Task statement
Nothing but the pictures should go missing; return all the entries below exactly.

Task data
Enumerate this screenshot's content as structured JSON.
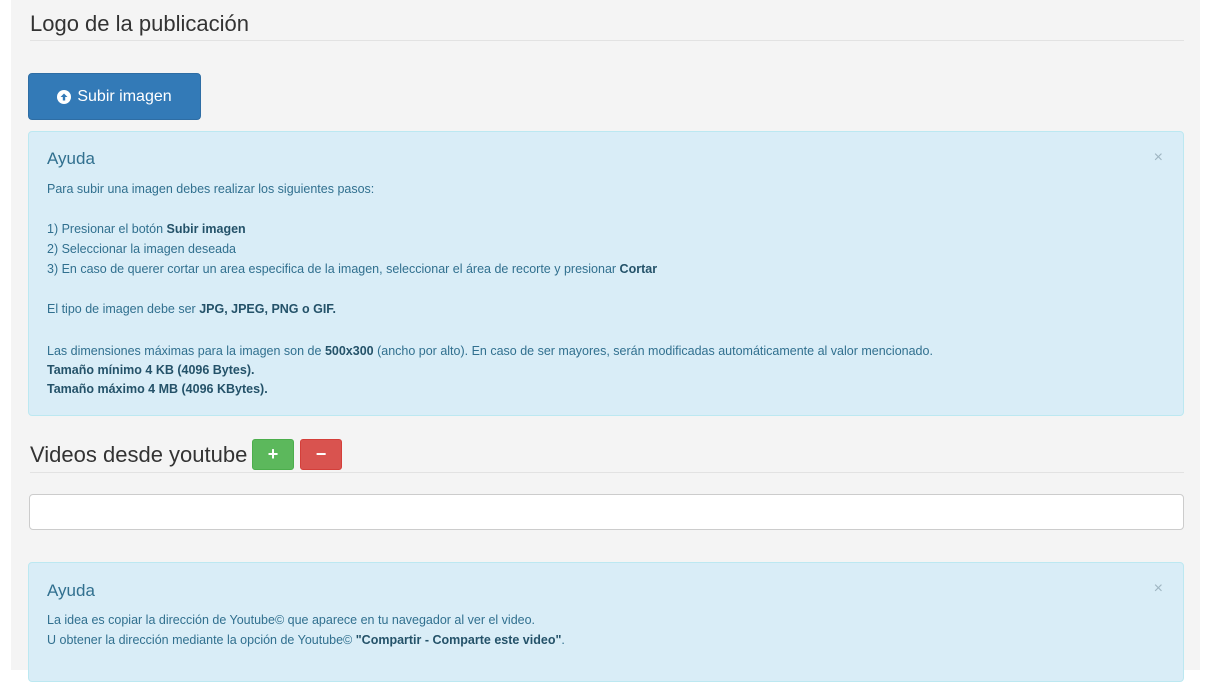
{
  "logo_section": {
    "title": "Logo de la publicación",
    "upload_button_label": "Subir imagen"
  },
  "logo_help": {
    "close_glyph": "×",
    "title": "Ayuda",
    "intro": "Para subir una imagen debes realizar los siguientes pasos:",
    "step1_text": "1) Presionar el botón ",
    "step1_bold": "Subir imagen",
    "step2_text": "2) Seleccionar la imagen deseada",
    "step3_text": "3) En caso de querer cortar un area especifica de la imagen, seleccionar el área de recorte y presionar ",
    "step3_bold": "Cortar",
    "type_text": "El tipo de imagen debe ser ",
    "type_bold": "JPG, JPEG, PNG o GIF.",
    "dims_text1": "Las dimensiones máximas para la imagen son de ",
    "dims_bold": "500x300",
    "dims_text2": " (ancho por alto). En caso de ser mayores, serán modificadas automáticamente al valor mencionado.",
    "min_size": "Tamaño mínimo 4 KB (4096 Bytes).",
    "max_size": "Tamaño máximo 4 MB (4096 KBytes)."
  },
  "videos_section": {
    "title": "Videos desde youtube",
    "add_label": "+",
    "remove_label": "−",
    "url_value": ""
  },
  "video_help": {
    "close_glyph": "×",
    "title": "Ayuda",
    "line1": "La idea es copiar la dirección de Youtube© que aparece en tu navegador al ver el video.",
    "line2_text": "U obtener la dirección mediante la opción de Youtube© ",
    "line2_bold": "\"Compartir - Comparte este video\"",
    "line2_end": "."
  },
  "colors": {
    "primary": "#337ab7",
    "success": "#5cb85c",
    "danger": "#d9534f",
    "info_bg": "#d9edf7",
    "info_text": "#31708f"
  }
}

Solution to this exercise
Enumerate this screenshot's content as structured JSON.
{
  "logo_section": {
    "title": "Logo de la publicación",
    "upload_button_label": "Subir imagen"
  },
  "logo_help": {
    "close_glyph": "×",
    "title": "Ayuda",
    "intro": "Para subir una imagen debes realizar los siguientes pasos:",
    "step1_text": "1) Presionar el botón ",
    "step1_bold": "Subir imagen",
    "step2_text": "2) Seleccionar la imagen deseada",
    "step3_text": "3) En caso de querer cortar un area especifica de la imagen, seleccionar el área de recorte y presionar ",
    "step3_bold": "Cortar",
    "type_text": "El tipo de imagen debe ser ",
    "type_bold": "JPG, JPEG, PNG o GIF.",
    "dims_text1": "Las dimensiones máximas para la imagen son de ",
    "dims_bold": "500x300",
    "dims_text2": " (ancho por alto). En caso de ser mayores, serán modificadas automáticamente al valor mencionado.",
    "min_size": "Tamaño mínimo 4 KB (4096 Bytes).",
    "max_size": "Tamaño máximo 4 MB (4096 KBytes)."
  },
  "videos_section": {
    "title": "Videos desde youtube",
    "add_label": "+",
    "remove_label": "−",
    "url_value": ""
  },
  "video_help": {
    "close_glyph": "×",
    "title": "Ayuda",
    "line1": "La idea es copiar la dirección de Youtube© que aparece en tu navegador al ver el video.",
    "line2_text": "U obtener la dirección mediante la opción de Youtube© ",
    "line2_bold": "\"Compartir - Comparte este video\"",
    "line2_end": "."
  },
  "colors": {
    "primary": "#337ab7",
    "success": "#5cb85c",
    "danger": "#d9534f",
    "info_bg": "#d9edf7",
    "info_text": "#31708f"
  }
}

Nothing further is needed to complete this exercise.